→ What to do: When the string "icon" is part of a line in the data below, report the whole line.

Extracted data entries
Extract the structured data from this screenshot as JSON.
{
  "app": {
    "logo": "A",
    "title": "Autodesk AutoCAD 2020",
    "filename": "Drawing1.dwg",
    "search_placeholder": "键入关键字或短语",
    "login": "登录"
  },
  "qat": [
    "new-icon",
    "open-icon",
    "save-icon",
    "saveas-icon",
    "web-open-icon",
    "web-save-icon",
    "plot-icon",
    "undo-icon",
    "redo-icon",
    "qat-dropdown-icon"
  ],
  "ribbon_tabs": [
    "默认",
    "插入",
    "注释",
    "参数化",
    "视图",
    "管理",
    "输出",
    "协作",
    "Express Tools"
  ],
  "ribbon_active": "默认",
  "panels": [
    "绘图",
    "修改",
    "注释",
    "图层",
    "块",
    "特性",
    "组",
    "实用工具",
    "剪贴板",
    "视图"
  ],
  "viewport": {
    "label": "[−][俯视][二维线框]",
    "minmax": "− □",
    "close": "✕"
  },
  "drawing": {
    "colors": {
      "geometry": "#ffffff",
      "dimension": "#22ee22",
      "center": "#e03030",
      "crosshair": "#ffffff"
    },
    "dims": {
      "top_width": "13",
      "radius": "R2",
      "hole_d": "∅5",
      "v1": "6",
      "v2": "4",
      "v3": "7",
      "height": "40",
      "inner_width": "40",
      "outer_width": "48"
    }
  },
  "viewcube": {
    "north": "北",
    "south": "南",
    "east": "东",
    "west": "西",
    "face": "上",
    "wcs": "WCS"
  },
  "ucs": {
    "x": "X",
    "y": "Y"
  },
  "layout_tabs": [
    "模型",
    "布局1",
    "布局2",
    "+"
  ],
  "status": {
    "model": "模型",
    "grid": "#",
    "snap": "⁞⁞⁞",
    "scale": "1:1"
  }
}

→ Output of the exercise:
    "new-icon",
    "open-icon",
    "save-icon",
    "saveas-icon",
    "web-open-icon",
    "web-save-icon",
    "plot-icon",
    "undo-icon",
    "redo-icon",
    "qat-dropdown-icon"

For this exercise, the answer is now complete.